Consigners signed up online through the Rhode Island Kids Consignment website and entered their items and their own prices. There is a $10 fee to register to consign. Consigners receive at least 60 percent of the sale but receive a higher percentage if they volunteer at the event.
“It’s a way for moms to get a larger return,” said Wilford. Wilford said Rhode Island Kids Consignment can afford to give their consigners a larger cut because they don’t have the same overhead as other consignment shops.
The cost of the venue, the rental of tables, racks and display shelves and event insurance rounds out to roughly $10,000, said Wilford. She is hoping that this weekend, for the first time, she and Siderski can take home some of the profit.
“We are a registered business,” she said.
Rhode Island Kids Consignment hosts two sales a year, and plans for them three to four months in advance. The week leading up to the big sale is crunch time, as Wilford, Siderski and their staff of volunteers rush to set up the venue and inspect all of the goods for quality.
Consigners dropped off items earlier this week, and the store will open for a presale to consigners and VIPs on Thursday evening. The store will be open to the general public on Friday from 9 a.m. to 7 p.m., Saturday from 9 a.m. to 4 p.m. and Sunday from 9 a.m. to 1:30 p.m. On Sunday, some items will be included in a half price sale.

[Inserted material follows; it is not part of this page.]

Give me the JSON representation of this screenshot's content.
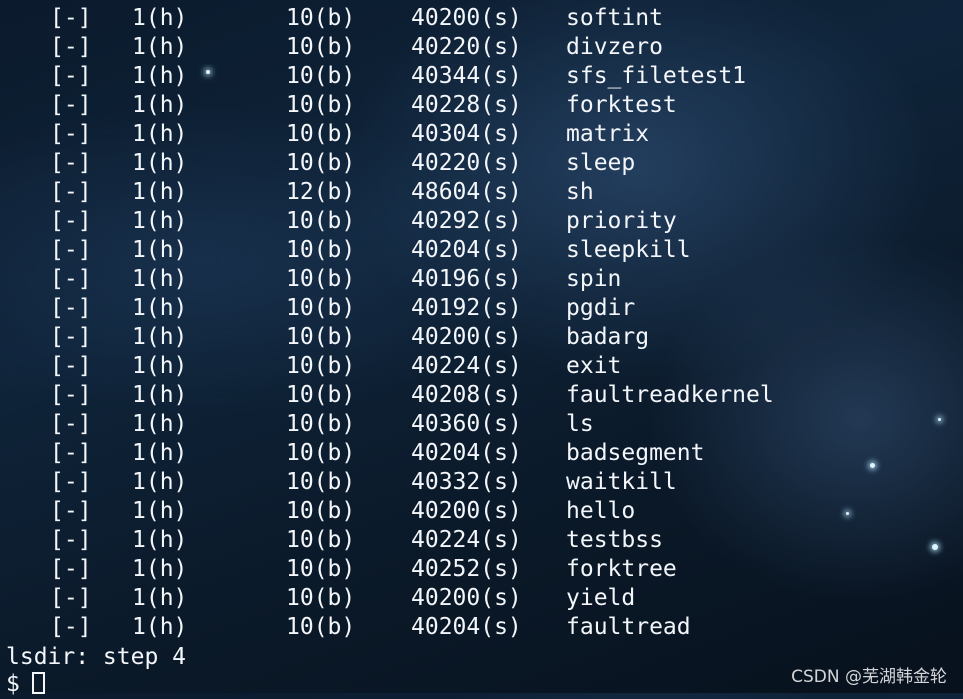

Visa and Mastercard are accepted.
Wilford, a mother of four, said the sale is a great way for people to save money on items for their children.
“It’s exciting to see the sale grow year to year – a real testament to the need for money-saving options for families,” said Siderski.
In the past, the sales have also proven to be a lucrative venture for consigners, who have reported profits of $1,000.
Any items that are not sold will be donated to the Rhode Island Foster Parents Association at the Discretion of the consigners.
For more information on the event, or to consign at a future sale, visit www.rikidsconsignment.com or find them on Facebook at www.Facebook.com/RiKidsConsignmentSale.